It's natural to want (no, more like covet) that one perfect shot for your family. But let's be honest, that is relative. It all depends on how you look at it. It may not be the one where everyone is smiling perfectly and sitting up straight, curls and collars all primped and pinned. It may be the outtake of your daughter crossing her eyes in exasperation or the one of your husband desperately trying to keep Fido's tongue off the baby's face. My absolute favorite family photo didn't have my favorite facial expressions or hair position or clothing tucked in just right. However, it is my favorite because my son is giving a thumbs up, which shows off the complete epicness of his feeling for our little family!
This is an example of the perfect (indoor) family photo. Everyone coordinates but is not matchy-matchy. There is texture all over - in the ruffles of the babies' skirts, the feathers on big sister's skirt, the lace on the oldest sister's jacket, dad's bowtie and brother's glasses. The family pet is even included in the one cool prop.
And BONUS! Here is a cool printable (FREE, of course!) for organizing, coordinating and budgeting your family photos (as we know these precious memories can tend to eat a substantial chunk of a tight budget this time of year).
I hope these few tips help to ease your anxiety and answer your questions when it comes to this year's photo shoot. And by they way, maybe that delusional island isn't such a long and treacherous journey to get to after all!

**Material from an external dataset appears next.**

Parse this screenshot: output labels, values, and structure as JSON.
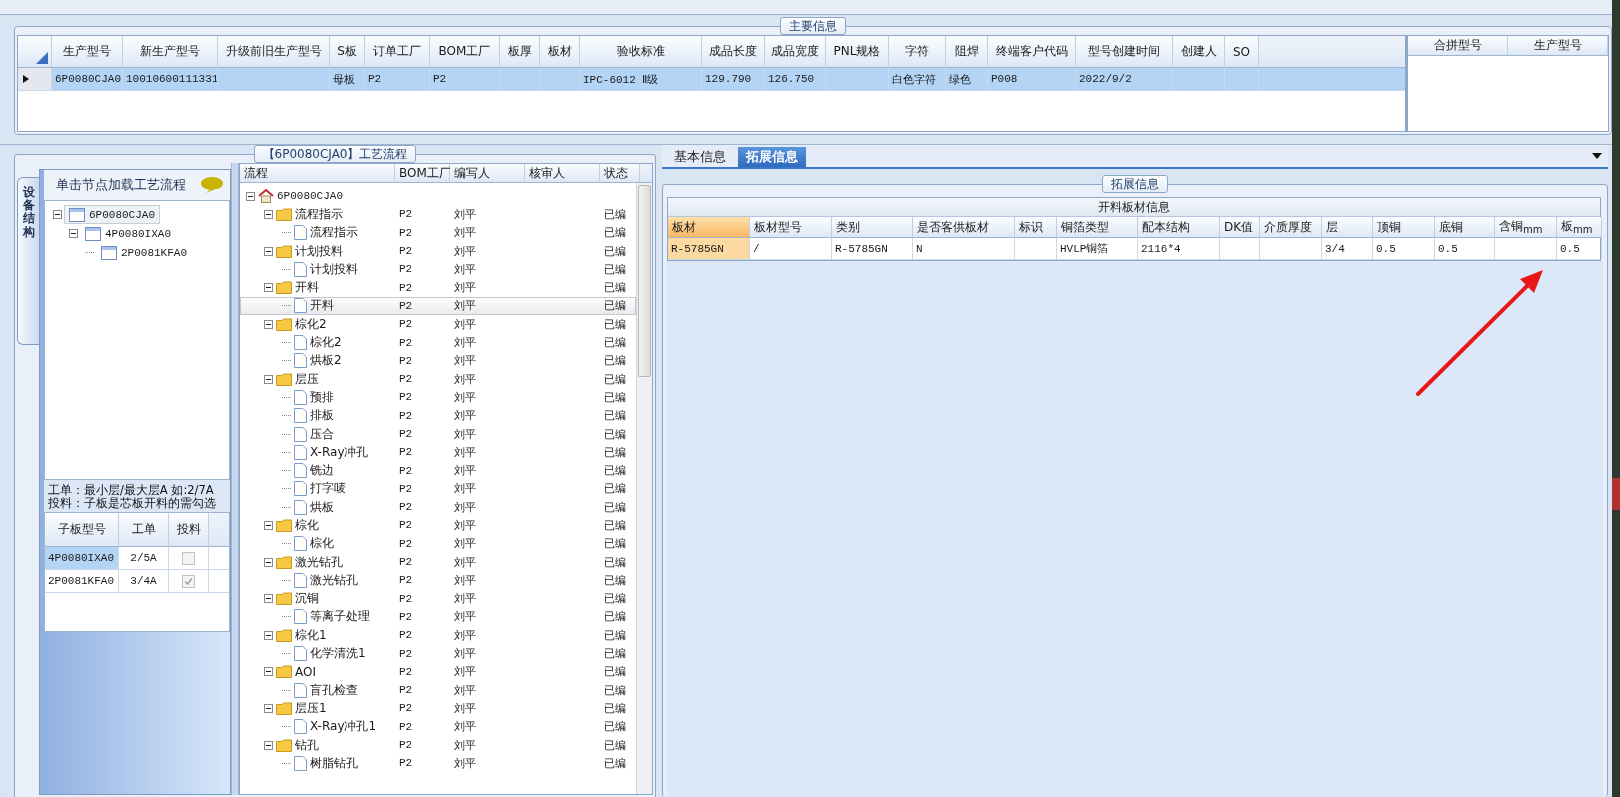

Good luck and HAVE FUN!!
Posted by Carissa Mason at 6:28 PM
Friday, August 2, 2013
We've all had those moments, days, weeks, months, maybe years where we've felt alone. Whether it's having an illness that no one really truly can connect your struggles and pains with (although they sincerely try). Or if we've suffered from a bout of depression where no matter how hard we try to can connect with the outside world we still feel isolated on the deepest level imaginable. Or maybe it's just not feeling like you're being understood for a moment in time by friends or family and feel just a bit disconnected. Perhaps, it's the loss of a person close to us that leaves that deepest of empty feelings? There are so many moments like these some tiny, some gargantuan in our lives. This piece is a sympathizing one on all these aspects (inspired by a dear friend of mine being as brave as ever through her own personal struggles).
Posted by Carissa Mason at 7:39 AM
Thursday, May 23, 2013
I hope you enjoyed the tour through our pride and joy. This has definitely been a labor of love and we are so happy to say one of Downtown Durant's finest historic buildings has a fresh start with lots of years to create even more historic memories.
Posted by Carissa Mason at 9:40 AM